My six year old daughter has a wonderful piano teacher whom I certain would be more than willing to talk with you regarding the appropriate age to begin lessons. Her teacher's name is Judith Meites; her phone number in Berkeley is 843-4541. Not only is Judith an inspired teacher of young children (and older children and advanced adults!), she is gifted in her understanding of the whole child. I have learned a great deal from Judith about my daughter! Judith knows her students deeply; they in turn love her. Judith would give you a very honest and insightful assessment of your son's readiness for piano lessons. Linda
When children are ready to start music lessons is a very individual thing. What you need to remember is it's not just the instrument they're learning - it's a whole culture of musical styles, rhythm, pitch recognition, understanding of harmony and so forth.

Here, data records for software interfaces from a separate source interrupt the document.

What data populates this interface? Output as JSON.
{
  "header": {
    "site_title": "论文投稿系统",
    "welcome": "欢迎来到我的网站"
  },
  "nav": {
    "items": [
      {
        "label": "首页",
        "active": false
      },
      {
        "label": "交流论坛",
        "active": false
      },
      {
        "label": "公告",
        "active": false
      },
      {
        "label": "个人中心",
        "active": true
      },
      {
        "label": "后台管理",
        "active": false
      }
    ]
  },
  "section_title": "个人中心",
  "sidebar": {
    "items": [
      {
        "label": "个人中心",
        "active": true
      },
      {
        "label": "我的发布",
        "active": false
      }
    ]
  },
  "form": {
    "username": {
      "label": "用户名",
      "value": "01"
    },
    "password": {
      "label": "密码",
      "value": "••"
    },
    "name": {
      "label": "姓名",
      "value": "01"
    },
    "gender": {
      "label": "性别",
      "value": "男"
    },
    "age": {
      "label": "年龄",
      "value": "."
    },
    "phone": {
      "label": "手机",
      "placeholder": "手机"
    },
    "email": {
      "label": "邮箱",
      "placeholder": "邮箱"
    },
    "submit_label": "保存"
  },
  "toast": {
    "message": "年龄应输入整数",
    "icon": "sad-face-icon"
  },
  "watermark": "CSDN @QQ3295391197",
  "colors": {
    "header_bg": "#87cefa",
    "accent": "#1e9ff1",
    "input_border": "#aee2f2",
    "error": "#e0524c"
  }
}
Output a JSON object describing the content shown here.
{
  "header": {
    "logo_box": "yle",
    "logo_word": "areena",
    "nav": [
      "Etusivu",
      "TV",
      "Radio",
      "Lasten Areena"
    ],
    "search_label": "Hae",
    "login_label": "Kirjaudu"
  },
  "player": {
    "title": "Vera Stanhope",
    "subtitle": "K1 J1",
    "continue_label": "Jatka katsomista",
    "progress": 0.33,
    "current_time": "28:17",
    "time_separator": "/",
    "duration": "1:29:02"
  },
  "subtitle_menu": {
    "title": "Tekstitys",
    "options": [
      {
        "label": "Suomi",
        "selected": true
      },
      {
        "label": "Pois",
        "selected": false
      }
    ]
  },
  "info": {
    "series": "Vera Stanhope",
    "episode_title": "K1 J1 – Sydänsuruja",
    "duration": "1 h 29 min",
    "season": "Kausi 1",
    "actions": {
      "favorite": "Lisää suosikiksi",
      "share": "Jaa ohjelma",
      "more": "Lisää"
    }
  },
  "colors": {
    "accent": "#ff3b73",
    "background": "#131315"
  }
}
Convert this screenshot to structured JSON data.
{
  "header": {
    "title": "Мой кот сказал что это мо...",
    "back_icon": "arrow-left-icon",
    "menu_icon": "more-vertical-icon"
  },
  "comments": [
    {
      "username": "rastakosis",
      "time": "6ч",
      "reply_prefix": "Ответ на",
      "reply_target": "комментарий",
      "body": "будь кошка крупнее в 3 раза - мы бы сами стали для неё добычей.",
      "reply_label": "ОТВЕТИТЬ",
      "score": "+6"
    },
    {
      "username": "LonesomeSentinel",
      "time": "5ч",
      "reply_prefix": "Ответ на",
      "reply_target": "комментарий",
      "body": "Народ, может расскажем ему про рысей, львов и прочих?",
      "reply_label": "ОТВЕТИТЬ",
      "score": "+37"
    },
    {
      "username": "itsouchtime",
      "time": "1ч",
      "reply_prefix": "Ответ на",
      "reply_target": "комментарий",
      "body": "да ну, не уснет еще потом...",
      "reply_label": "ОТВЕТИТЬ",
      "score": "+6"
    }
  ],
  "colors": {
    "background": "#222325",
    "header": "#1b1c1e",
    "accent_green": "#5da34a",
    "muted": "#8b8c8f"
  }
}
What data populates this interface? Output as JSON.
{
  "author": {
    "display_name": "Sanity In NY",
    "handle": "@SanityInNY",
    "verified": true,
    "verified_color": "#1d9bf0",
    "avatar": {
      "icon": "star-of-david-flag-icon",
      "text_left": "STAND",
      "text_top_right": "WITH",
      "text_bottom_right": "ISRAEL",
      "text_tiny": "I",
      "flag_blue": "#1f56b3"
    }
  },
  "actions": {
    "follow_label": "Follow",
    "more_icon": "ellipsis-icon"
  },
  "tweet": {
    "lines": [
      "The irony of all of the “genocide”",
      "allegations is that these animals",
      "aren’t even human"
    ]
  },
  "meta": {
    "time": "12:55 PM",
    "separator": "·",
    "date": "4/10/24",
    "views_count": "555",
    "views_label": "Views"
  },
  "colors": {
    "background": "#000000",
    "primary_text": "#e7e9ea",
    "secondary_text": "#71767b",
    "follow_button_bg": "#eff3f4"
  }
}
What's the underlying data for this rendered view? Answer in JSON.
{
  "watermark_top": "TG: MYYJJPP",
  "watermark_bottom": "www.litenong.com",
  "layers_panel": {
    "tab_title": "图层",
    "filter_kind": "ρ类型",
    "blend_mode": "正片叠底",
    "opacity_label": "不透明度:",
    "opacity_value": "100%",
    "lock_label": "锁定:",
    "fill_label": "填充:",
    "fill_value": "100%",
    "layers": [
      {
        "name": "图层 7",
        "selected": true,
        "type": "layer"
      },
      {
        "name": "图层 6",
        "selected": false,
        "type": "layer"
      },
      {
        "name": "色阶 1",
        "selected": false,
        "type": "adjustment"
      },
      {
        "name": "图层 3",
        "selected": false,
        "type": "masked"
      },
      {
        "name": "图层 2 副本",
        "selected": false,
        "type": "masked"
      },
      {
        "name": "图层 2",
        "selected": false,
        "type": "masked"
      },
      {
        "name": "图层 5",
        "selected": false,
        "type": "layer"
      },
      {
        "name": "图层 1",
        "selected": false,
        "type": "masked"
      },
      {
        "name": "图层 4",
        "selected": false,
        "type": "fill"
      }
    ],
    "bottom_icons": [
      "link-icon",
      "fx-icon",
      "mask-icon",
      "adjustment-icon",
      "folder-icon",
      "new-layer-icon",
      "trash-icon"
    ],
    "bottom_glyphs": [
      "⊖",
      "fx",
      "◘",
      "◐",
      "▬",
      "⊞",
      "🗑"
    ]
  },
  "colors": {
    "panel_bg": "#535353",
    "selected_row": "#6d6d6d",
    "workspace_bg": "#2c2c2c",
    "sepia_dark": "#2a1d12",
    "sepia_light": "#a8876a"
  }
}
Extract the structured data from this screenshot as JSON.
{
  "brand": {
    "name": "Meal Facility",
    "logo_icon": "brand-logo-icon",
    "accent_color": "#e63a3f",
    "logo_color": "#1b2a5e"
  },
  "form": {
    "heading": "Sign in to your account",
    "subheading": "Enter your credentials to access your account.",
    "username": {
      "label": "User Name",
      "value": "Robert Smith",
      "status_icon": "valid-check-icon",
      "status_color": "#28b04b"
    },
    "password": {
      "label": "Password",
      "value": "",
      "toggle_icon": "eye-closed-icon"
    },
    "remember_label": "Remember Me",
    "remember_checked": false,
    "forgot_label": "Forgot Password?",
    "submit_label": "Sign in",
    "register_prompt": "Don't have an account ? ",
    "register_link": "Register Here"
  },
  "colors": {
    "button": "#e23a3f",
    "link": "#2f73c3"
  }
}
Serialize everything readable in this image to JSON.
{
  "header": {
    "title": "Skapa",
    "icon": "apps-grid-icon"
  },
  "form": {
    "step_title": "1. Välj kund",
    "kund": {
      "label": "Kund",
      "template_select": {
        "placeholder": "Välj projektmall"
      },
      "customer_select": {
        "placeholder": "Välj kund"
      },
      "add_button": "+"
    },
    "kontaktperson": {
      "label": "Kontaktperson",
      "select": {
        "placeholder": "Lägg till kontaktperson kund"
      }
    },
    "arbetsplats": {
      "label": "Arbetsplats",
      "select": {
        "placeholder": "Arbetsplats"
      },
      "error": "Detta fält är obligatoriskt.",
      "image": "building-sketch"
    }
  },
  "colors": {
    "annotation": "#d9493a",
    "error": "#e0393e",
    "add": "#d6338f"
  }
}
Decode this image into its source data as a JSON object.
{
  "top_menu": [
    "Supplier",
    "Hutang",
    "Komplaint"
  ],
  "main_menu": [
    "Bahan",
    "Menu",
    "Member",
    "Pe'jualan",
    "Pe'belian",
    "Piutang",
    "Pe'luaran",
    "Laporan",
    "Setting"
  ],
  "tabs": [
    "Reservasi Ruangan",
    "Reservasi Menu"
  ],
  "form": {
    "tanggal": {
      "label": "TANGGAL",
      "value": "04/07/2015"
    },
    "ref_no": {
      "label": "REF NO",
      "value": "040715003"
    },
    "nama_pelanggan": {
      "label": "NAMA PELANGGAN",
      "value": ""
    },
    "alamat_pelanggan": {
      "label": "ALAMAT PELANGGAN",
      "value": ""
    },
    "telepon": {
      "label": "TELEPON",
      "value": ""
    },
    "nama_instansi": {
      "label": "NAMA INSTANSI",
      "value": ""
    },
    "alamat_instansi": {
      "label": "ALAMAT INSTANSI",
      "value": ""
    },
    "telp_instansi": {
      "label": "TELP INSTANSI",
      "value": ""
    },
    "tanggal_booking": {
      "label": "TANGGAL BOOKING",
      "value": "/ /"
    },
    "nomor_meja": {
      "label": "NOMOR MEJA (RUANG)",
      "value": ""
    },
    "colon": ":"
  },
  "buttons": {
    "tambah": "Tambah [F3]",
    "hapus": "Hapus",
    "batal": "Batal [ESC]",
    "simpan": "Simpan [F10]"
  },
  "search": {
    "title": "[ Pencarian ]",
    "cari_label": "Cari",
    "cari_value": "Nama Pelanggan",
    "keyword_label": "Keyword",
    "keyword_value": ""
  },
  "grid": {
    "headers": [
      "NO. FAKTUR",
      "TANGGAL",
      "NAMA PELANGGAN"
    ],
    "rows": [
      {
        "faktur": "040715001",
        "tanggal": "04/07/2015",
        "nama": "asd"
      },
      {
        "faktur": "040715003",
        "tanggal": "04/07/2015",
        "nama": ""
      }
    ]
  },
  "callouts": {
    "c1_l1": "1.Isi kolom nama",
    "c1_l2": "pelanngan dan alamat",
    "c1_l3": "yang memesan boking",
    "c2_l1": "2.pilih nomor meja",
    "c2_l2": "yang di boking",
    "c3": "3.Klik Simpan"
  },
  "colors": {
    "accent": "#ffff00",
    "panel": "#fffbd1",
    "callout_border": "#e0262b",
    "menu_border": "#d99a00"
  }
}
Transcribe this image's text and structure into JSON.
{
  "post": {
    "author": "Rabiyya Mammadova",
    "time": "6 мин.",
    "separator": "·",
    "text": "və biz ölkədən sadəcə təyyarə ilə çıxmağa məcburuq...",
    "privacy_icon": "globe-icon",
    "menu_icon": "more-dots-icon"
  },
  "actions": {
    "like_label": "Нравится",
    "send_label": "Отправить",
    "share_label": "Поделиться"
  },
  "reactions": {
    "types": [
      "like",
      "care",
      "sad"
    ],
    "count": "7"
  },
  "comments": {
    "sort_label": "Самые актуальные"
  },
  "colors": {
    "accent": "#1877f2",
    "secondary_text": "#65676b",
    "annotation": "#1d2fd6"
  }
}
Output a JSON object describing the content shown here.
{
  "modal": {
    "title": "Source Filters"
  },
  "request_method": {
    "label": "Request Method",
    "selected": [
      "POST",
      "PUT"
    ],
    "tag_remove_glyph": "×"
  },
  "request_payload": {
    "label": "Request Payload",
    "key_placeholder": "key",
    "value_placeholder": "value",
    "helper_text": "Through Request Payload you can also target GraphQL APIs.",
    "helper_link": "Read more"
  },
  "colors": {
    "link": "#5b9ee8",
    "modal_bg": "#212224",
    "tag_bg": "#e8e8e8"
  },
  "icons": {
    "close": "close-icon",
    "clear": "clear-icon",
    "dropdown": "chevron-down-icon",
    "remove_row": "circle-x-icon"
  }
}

Two pieces of advice I had that were useful were 1. to wait to learn ANY particular instrument until the child had been consistently asking to do it for at least six months (they need to have a sense of persistence to keep it up, also if they drop it it's more discouraging than if they'd never begun) 2. piano can be a lonely instrument - played alone, with a private teacher, and many very small children are not ready for that. I had the recommendation to send my kids to group early music lessons, at age three, that included all sorts of music skills, such as rhythm, pitch, listening, playing percussion against one another and so forth that have stood them in very good stead in the lo! ng! run. When my daughter was seven she wanted to do piano, but I wasn't sure about the loneliness thing, so I enrolled her in a Yamaha style group piano lesson, that continued to include a lot of extra learning about harmony, theory, rhythm. The advantage of a group was that it was much more fun, the children wanted to practice because they didn't want to be embarassed in front of their friends, and they learned so much more than just the one instrument. Groups don't suit all kids, but you should consider it seriously for such a young child. I have a niece who has been doing Suzuki since she was about three, and she's doing well at it, with a LOT of family support, but I still don't think she has as good a general grounding as my kids in the Yamaha system. Fiona
Crowden School has Music together for kids under 4, and pre-instrument training for age 3-6 and the approach is Orff / Kodaly approach. Crowden also gives referrals for teachers. Their number is 559-6910. I was a piano teacher for 15 years, and also have a musically talented 4 year old. I do believe the piano is not made for young fingers. Have fun with songs, movements, improvisation, rhythm, group music making, and learn to read music before their muscles are stronger. Suzuki method is to teach young kids to learn instruments by ears. You must find the well-trained Suzuki teachers, otherwise a lot of Suzuki students will have difficulties to excel in sight-reading when they are older, because they are trained to play music by ears. There are so many people around us had piano lessons in their life, they love music but they can't sight read well and play the instrument they love. There is no excuses for this for anyone had a few years of good lessons. The problem is too many piano teachers are not qualified. Take your child to concerts and student recitals, and get a good referral.